## ASSIGNED TASK
The entries below are to be returned exactly. Include all of them.

··········

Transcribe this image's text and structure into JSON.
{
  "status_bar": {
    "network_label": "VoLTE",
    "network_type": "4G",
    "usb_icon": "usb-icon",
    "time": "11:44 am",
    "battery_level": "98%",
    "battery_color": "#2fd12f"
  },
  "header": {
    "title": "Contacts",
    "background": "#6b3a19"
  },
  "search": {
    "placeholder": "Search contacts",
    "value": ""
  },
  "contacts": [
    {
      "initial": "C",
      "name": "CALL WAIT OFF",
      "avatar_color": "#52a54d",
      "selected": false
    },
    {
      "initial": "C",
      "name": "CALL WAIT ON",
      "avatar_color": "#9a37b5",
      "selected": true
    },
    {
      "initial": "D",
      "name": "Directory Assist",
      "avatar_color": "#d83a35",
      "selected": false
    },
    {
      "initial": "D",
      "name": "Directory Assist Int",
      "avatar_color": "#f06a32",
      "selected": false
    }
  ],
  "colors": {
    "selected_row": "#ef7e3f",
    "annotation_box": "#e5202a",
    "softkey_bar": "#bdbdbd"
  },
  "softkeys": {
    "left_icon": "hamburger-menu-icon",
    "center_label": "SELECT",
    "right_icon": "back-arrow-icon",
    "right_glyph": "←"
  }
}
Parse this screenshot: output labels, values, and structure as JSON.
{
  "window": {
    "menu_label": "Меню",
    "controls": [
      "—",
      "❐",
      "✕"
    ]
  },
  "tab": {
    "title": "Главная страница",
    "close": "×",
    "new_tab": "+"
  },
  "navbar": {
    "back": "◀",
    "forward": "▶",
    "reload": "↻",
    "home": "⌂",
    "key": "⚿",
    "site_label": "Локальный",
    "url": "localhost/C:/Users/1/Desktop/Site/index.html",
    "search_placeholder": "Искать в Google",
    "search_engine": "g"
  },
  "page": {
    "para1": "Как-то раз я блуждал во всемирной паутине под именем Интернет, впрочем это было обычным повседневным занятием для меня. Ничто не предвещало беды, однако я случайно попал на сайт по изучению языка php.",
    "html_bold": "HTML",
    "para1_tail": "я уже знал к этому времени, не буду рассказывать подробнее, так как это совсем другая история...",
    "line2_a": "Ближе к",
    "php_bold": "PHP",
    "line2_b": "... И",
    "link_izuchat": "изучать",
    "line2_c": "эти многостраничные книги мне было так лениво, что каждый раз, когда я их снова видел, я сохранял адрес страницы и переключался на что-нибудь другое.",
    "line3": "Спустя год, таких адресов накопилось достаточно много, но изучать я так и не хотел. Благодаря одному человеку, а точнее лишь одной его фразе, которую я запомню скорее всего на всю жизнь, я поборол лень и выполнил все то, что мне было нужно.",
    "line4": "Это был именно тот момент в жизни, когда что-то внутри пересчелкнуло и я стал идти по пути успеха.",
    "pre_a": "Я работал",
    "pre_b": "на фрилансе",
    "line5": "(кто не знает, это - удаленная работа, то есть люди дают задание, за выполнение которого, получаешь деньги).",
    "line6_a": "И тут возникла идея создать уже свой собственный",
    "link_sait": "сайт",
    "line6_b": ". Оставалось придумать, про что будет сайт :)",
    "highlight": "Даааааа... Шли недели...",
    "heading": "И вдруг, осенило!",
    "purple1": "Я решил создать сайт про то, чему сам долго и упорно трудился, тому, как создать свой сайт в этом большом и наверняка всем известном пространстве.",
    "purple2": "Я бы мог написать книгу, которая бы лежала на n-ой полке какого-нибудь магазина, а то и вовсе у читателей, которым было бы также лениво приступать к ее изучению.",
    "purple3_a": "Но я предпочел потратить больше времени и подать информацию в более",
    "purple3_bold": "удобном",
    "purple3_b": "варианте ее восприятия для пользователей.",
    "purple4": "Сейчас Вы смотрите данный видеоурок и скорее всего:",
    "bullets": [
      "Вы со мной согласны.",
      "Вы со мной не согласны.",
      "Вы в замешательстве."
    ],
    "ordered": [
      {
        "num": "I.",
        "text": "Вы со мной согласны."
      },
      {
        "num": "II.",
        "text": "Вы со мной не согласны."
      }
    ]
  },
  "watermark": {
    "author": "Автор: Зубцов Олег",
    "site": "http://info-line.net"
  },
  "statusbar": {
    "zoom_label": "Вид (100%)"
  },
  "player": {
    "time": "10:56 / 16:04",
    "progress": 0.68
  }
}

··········

## SOLUTION FOR THIS TASK
Transcribe this image's text and structure into JSON.
{
  "status_bar": {
    "network_label": "VoLTE",
    "network_type": "4G",
    "usb_icon": "usb-icon",
    "time": "11:44 am",
    "battery_level": "98%",
    "battery_color": "#2fd12f"
  },
  "header": {
    "title": "Contacts",
    "background": "#6b3a19"
  },
  "search": {
    "placeholder": "Search contacts",
    "value": ""
  },
  "contacts": [
    {
      "initial": "C",
      "name": "CALL WAIT OFF",
      "avatar_color": "#52a54d",
      "selected": false
    },
    {
      "initial": "C",
      "name": "CALL WAIT ON",
      "avatar_color": "#9a37b5",
      "selected": true
    },
    {
      "initial": "D",
      "name": "Directory Assist",
      "avatar_color": "#d83a35",
      "selected": false
    },
    {
      "initial": "D",
      "name": "Directory Assist Int",
      "avatar_color": "#f06a32",
      "selected": false
    }
  ],
  "colors": {
    "selected_row": "#ef7e3f",
    "annotation_box": "#e5202a",
    "softkey_bar": "#bdbdbd"
  },
  "softkeys": {
    "left_icon": "hamburger-menu-icon",
    "center_label": "SELECT",
    "right_icon": "back-arrow-icon",
    "right_glyph": "←"
  }
}
Parse this screenshot: output labels, values, and structure as JSON.
{
  "window": {
    "menu_label": "Меню",
    "controls": [
      "—",
      "❐",
      "✕"
    ]
  },
  "tab": {
    "title": "Главная страница",
    "close": "×",
    "new_tab": "+"
  },
  "navbar": {
    "back": "◀",
    "forward": "▶",
    "reload": "↻",
    "home": "⌂",
    "key": "⚿",
    "site_label": "Локальный",
    "url": "localhost/C:/Users/1/Desktop/Site/index.html",
    "search_placeholder": "Искать в Google",
    "search_engine": "g"
  },
  "page": {
    "para1": "Как-то раз я блуждал во всемирной паутине под именем Интернет, впрочем это было обычным повседневным занятием для меня. Ничто не предвещало беды, однако я случайно попал на сайт по изучению языка php.",
    "html_bold": "HTML",
    "para1_tail": "я уже знал к этому времени, не буду рассказывать подробнее, так как это совсем другая история...",
    "line2_a": "Ближе к",
    "php_bold": "PHP",
    "line2_b": "... И",
    "link_izuchat": "изучать",
    "line2_c": "эти многостраничные книги мне было так лениво, что каждый раз, когда я их снова видел, я сохранял адрес страницы и переключался на что-нибудь другое.",
    "line3": "Спустя год, таких адресов накопилось достаточно много, но изучать я так и не хотел. Благодаря одному человеку, а точнее лишь одной его фразе, которую я запомню скорее всего на всю жизнь, я поборол лень и выполнил все то, что мне было нужно.",
    "line4": "Это был именно тот момент в жизни, когда что-то внутри пересчелкнуло и я стал идти по пути успеха.",
    "pre_a": "Я работал",
    "pre_b": "на фрилансе",
    "line5": "(кто не знает, это - удаленная работа, то есть люди дают задание, за выполнение которого, получаешь деньги).",
    "line6_a": "И тут возникла идея создать уже свой собственный",
    "link_sait": "сайт",
    "line6_b": ". Оставалось придумать, про что будет сайт :)",
    "highlight": "Даааааа... Шли недели...",
    "heading": "И вдруг, осенило!",
    "purple1": "Я решил создать сайт про то, чему сам долго и упорно трудился, тому, как создать свой сайт в этом большом и наверняка всем известном пространстве.",
    "purple2": "Я бы мог написать книгу, которая бы лежала на n-ой полке какого-нибудь магазина, а то и вовсе у читателей, которым было бы также лениво приступать к ее изучению.",
    "purple3_a": "Но я предпочел потратить больше времени и подать информацию в более",
    "purple3_bold": "удобном",
    "purple3_b": "варианте ее восприятия для пользователей.",
    "purple4": "Сейчас Вы смотрите данный видеоурок и скорее всего:",
    "bullets": [
      "Вы со мной согласны.",
      "Вы со мной не согласны.",
      "Вы в замешательстве."
    ],
    "ordered": [
      {
        "num": "I.",
        "text": "Вы со мной согласны."
      },
      {
        "num": "II.",
        "text": "Вы со мной не согласны."
      }
    ]
  },
  "watermark": {
    "author": "Автор: Зубцов Олег",
    "site": "http://info-line.net"
  },
  "statusbar": {
    "zoom_label": "Вид (100%)"
  },
  "player": {
    "time": "10:56 / 16:04",
    "progress": 0.68
  }
}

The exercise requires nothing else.